I stumbled upon a new Youtuber recently, Sara Dietschy and while watching one of her videos where she was going over one productivity tool or another she mentioned how the tool being more fun than the one she had previously used had positively affected her efficiacy in actually using that tool which ended up resonating with me quite well since I could look back at me switching over to Ghost from WordPress and notice myself actually being much more motivated to sit down and write something in the past few weeks than I have been in a long time.
Now, to be fair, this could just be coincidence and I seem to remember there being a similar effect when I originally switched over to WordPress but it's still something that makes a lot of sense to me especially as I'm rather curious about different tools and their application in the first place which is why I tend to do these experiments like testing different browsers or operating systems.
It has also gotten me thinking about how I could use this to overcome some of those motivation problems I've discussed previously especially since it feels like at the moment I actually do have several projects I'd like to get started on but during the rare times I actually sit down to work on them my interest in actually progressing fades really quickly at the slightest hurdle. I mean, looking at the kinds of problems I'm facing this kind of "hack" feels unlikely to actually have any long lasting effects but the mere act of actually getting started on and finishing several projects might be what ends up leading to the kind of self-improvement that will result in more lasting change so it feels like a worthwile avenue to at least explore a little bit—especially, as noted, in the light of the small success I've had with it in the moment in the realm of blogging.
The problem, then becomes, actually figuring out what my pain points when starting these different projects are and how I would go about solving those or making the tools I use to create these project more fun to use, yet looking at some of the problems I'm facing the tools really aren't a problem since I do already enjoy using them to a degree, it's more the challenges I'm facing or the projects I'm embarking on that are focused on bringing perhaps a more long term sort of gratification which I'm unused to working with.
A good example of this, is I have a website for watching movies together with friends that I've built and I want to do something of a refactoring in the code and add a few features—namely short clips as previews of the movie as well as customizing the video player a bit from the standard controls provided by browsers.

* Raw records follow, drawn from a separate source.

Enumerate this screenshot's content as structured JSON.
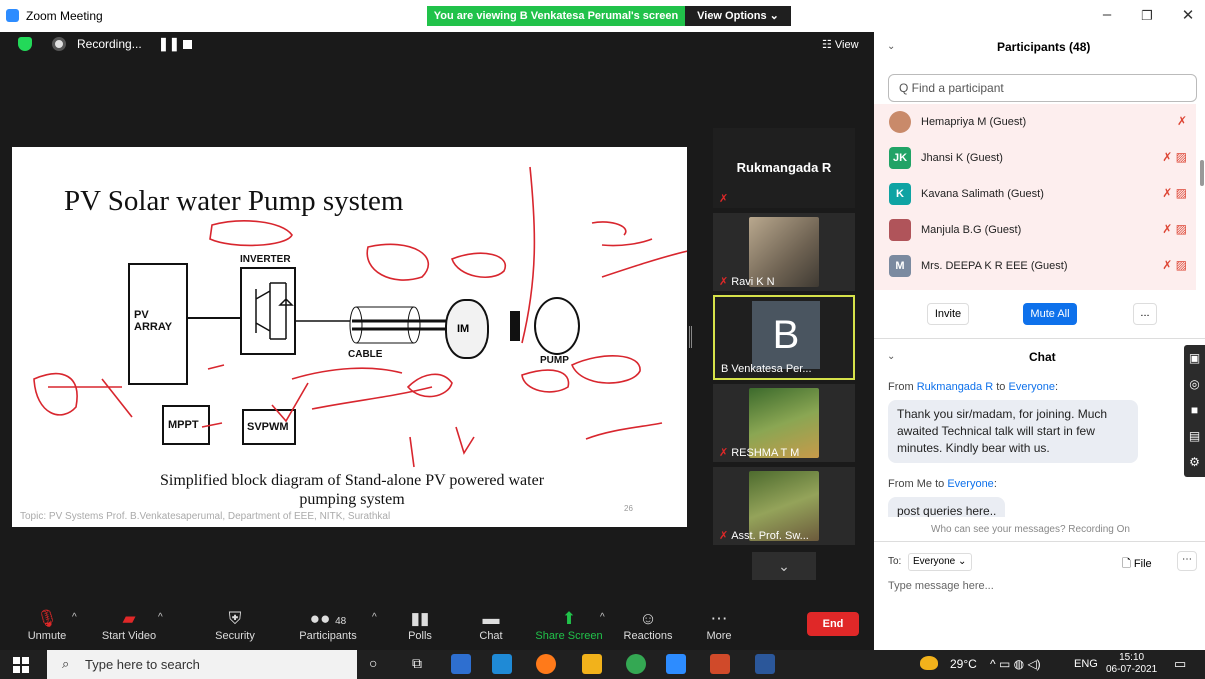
{
  "window": {
    "title": "Zoom Meeting",
    "share_banner": "You are viewing B Venkatesa Perumal's screen",
    "view_options": "View Options ⌄"
  },
  "recording": {
    "label": "Recording..."
  },
  "view_btn": "☷ View",
  "slide": {
    "title": "PV Solar water Pump system",
    "blocks": {
      "pv_array": "PV ARRAY",
      "inverter": "INVERTER",
      "im": "IM",
      "cable": "CABLE",
      "pump": "PUMP",
      "mppt": "MPPT",
      "svpwm": "SVPWM"
    },
    "caption": "Simplified block diagram of Stand-alone PV powered water pumping system",
    "footer": "Topic: PV Systems  Prof. B.Venkatesaperumal, Department of EEE, NITK, Surathkal",
    "page": "26"
  },
  "video_tiles": [
    {
      "name": "Rukmangada R"
    },
    {
      "name": "Ravi K N"
    },
    {
      "name": "B Venkatesa Per...",
      "initial": "B"
    },
    {
      "name": "RESHMA T M"
    },
    {
      "name": "Asst. Prof. Sw..."
    }
  ],
  "toolbar": {
    "unmute": "Unmute",
    "start_video": "Start Video",
    "security": "Security",
    "participants": "Participants",
    "participants_count": "48",
    "polls": "Polls",
    "chat": "Chat",
    "share_screen": "Share Screen",
    "reactions": "Reactions",
    "more": "More",
    "end": "End"
  },
  "participants": {
    "title": "Participants (48)",
    "search_placeholder": "Q Find a participant",
    "items": [
      {
        "name": "Hemapriya M (Guest)",
        "initials": "",
        "color": "#c98a6a"
      },
      {
        "name": "Jhansi K (Guest)",
        "initials": "JK",
        "color": "#21a366"
      },
      {
        "name": "Kavana Salimath (Guest)",
        "initials": "K",
        "color": "#0fa3a3"
      },
      {
        "name": "Manjula B.G (Guest)",
        "initials": "",
        "color": "#b0545a"
      },
      {
        "name": "Mrs. DEEPA K R EEE (Guest)",
        "initials": "M",
        "color": "#7b8aa0"
      }
    ],
    "invite": "Invite",
    "mute_all": "Mute All",
    "more": "..."
  },
  "chat": {
    "title": "Chat",
    "messages": [
      {
        "from": "Rukmangada R",
        "to": "Everyone",
        "text": "Thank you sir/madam, for joining. Much awaited Technical talk will start in few minutes. Kindly bear with us."
      },
      {
        "from": "Me",
        "to": "Everyone",
        "text": "post queries here.."
      }
    ],
    "from_word": "From",
    "to_word": "to",
    "notice": "Who can see your messages? Recording On",
    "to_label": "To:",
    "to_value": "Everyone ⌄",
    "file": "File",
    "placeholder": "Type message here..."
  },
  "taskbar": {
    "search_placeholder": "Type here to search",
    "weather": "29°C",
    "lang": "ENG",
    "time": "15:10",
    "date": "06-07-2021"
  },
  "colors": {
    "accent": "#0e71eb",
    "banner": "#21c24a",
    "end": "#e02828"
  }
}
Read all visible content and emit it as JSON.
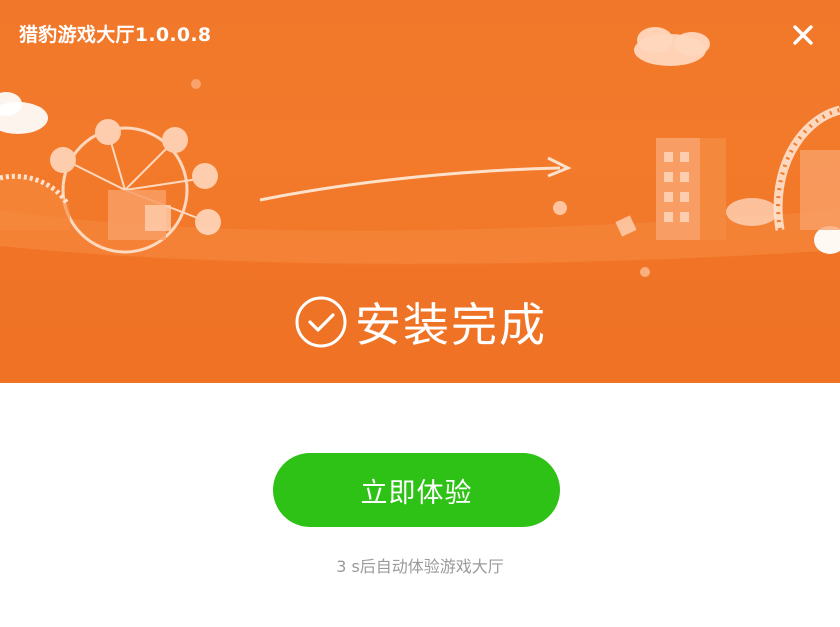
{
  "window": {
    "title": "猎豹游戏大厅1.0.0.8",
    "close_icon": "close-icon"
  },
  "status": {
    "icon": "check-circle-icon",
    "text": "安装完成"
  },
  "actions": {
    "primary_label": "立即体验"
  },
  "countdown": {
    "text": "3 s后自动体验游戏大厅"
  },
  "colors": {
    "header_orange": "#f1772a",
    "button_green": "#2ec216",
    "hint_gray": "#9a9a9a"
  }
}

Yet when I got started on doing this today and yesterday I could barely get started with the whole thing before I ended up frustrated I suppose at the seeming lack of progress along with the list of tasks still ahead of me even though I had a pretty clear vision of what to do. Maybe exactly that is the problem, that once I have the vision of what to do and how to do it, the project stops being exciting and just becomes a matter of actually implementing what I've already thought out and that just feels boring and not something I want to engage with, yet I know from experience that things are rarely as straightforward as they seem and there is almost always something lurking in the shadows waiting to pounce and actually present and interesting challenge to solve.
But maybe that's the other problem, I just want the thing to work and not actually have to do the work of getting there, especially if there are hidden roadblocks on the way, and maybe the solution to both of these problems is learning to internalize and remember the joy I have felt previously when finally solving those problems so that they go from being demotivators to being motivators in the long run.
What I am also noticing, writing all of this and thinking back at it, is another factor and that is time, namely the times that I have actually set aside a block of time in order to accomplish something are the times where I have been more successful in getting those things done as opposed to the times where I somewhat spontaneously get motivated to start doing something. So it might be that all I need is to actually unplug a bit so I don't have the fear of distraction running in the back of my mind and set aside times where I decide that this is the time I try to solve this problem.